Moreover, unlike the Loiacono court, where the injured plaintiff raised an issue of fact only as to whether the defendants had a general awareness that a dangerous condition might exist, and which the court found was an insufficient predicate for liability in the absence of notice of the particular condition which caused the fall, Claimant has done more. Here evidence has been presented regarding the age of the chairs,[2] the discarding of perhaps 75 of them due to deterioration, as well as an expert witness’s opinion[3] regarding the rust and other apparent structural weaknesses of the chair. Of course, Mr. Lynch was hampered in examining the actual chair because the Defendant had failed to preserve it, and he relied upon the photographic evidence (Exhibit I to the Affirmation in Opposition).

In Haring v Still Waters Rest., Inc. (18 Misc 3d 1122[A]; 2008 NY Slip Op 50159[U]), an action where the plaintiff was injured when the plastic chair he was sitting on collapsed, Justice Ute Wolff Lally denied summary judgment to the Defendant, albeit rejecting the plaintiff’s expert’s opinion because she questioned his qualifications to express his opinion “regarding the use of residential plastic deck furniture in a restaurant setting.” Secondarily, she noted that the expert’s “theory is not backed up by an inspection of the subject chair, industry standards or any scientific data.”

Defendant here urges me to disregard the expert opinion of Claimant’s expert, Lynch, primarily for his conclusions, and alludes to his report as being outside the scope of his expertise. Mr. Lynch’s training is in metallurgy and material sciences, with his practice including metallurgical failure investigation. His expert opinion is not challenged by the opinion of an expert engaged by the Defendant, and I find that he is sufficiently qualified to offer his opinion at this motion stage. He raises questions of fact with respect to the cause(s) of the collapse of the chair in question, questions that may only be resolved after the rigors of a trial. Moreover, while the chair is not available for inspection, as it was not in Haring, the First Department implied that such absence should not, in and of itself, deprive this Claimant of the opportunity to be heard at trial (Quinn v City Univ. of N.Y., 43 AD3d 679, supra).

There remain numerous questions of fact requiring resolution after trial, including whether the discarding of some 75 chairs prior to this incident placed the Defendant on constructive notice of deterioration, whether the routine placement of these chairs on and off the cafeteria tables on a daily basis (see ¶9 of Defendant’s Affirmation in Support) by Lifespires as a subcontractor of MFS exacerbated their deterioration, whether the rusting and other deterioration can be established through the testimony of Claimant’s expert to have been so obvious as to have placed Defendant on constructive notice thereof, particularly when it reserved the right to conduct unannounced audits, etc. In sum, this matter may not be resolved as a matter of law.

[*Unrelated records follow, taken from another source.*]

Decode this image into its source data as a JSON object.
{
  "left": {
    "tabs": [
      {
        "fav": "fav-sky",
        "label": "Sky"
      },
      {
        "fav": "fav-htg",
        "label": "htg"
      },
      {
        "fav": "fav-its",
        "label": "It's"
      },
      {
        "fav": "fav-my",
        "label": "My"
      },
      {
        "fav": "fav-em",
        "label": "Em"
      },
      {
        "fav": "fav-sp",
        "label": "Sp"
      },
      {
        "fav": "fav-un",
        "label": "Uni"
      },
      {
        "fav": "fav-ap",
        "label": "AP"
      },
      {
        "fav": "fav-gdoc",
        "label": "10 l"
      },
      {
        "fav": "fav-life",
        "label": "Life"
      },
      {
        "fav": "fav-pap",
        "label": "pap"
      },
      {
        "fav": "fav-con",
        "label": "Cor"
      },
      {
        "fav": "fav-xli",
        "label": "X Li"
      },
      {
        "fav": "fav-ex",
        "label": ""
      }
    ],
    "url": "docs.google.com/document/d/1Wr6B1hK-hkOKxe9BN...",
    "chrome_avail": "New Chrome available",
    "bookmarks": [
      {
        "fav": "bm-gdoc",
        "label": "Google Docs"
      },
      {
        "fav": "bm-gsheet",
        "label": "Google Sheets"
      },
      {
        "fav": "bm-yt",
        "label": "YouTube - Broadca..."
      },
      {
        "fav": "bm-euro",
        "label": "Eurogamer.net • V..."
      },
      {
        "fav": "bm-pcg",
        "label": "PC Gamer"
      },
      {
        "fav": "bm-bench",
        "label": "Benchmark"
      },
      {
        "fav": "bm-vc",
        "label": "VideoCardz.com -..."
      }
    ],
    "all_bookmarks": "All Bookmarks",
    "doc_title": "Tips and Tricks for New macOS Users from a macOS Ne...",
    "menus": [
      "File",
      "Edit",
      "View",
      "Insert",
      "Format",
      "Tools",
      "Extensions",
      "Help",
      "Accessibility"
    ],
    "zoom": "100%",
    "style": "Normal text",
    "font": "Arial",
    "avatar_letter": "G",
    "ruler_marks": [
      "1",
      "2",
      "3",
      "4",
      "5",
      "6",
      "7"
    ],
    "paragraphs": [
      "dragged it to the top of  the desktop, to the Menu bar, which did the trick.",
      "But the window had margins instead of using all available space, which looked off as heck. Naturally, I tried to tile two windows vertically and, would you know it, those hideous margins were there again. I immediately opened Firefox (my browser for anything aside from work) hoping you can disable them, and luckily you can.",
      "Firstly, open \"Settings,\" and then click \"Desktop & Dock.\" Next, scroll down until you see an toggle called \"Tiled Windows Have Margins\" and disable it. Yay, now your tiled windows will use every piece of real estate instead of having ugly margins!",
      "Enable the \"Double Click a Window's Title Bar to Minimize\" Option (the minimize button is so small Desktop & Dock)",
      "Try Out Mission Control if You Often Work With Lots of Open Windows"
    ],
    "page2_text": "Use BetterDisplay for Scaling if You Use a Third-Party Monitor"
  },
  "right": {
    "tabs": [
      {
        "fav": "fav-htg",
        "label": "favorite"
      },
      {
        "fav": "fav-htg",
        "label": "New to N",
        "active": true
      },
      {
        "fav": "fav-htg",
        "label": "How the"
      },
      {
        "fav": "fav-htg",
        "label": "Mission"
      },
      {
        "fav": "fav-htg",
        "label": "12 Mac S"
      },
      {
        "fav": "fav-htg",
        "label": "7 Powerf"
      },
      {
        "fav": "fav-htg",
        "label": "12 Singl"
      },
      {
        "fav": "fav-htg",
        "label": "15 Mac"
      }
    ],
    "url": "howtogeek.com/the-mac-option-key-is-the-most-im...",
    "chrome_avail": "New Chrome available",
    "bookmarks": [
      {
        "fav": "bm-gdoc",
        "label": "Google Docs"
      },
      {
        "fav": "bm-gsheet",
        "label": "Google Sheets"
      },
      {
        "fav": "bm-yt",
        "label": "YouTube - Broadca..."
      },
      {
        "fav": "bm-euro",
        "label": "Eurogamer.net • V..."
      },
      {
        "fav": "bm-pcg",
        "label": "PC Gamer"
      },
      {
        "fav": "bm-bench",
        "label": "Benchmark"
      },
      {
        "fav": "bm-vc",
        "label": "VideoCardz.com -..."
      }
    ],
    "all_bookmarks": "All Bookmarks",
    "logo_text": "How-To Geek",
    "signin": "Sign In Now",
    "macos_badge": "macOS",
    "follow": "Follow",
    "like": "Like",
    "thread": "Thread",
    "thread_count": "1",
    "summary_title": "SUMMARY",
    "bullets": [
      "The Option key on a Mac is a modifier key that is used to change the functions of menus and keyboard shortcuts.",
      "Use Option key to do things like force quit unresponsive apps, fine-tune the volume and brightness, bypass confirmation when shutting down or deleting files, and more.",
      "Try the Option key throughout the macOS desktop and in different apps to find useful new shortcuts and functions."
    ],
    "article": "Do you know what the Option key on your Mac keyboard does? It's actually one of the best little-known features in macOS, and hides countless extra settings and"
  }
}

Accordingly, based upon the above and unresolved issues of material fact, the Defendant’s motion for summary judgment is denied. The parties will be notified under separate cover of a calendar call to schedule the trial of this matter.

April 17, 2008
Rochester, New York

Judge of the Court of Claims

  1. [1]Quinn v City Univ. of N.Y., UID #2006-013-010, Claim No. 106481, Motion No. M-70620, March 27, 2006.
    (Decisions and selected orders of the New York State Court of Claims are available on the Internet at )
  1. [2]Per the deposition of Joseph Gallopini of MFS (Exhibit F to the Affirmation in Opposition), the chair(s) in question were purchased by the Defendant and were in use by 1990 or 1991. Moreover, the Claimant’s expert, Richard F. Lynch (Exhibit A to the Affirmation in Opposition), in ¶12 of his affidavit, suggests a production date for the chair seat as 1990, albeit with the frame likely manufactured at a different time.
  2. [3]See ¶32 of the affidavit of Richard F. Lynch (Exhibit A to the Affirmation in Opposition).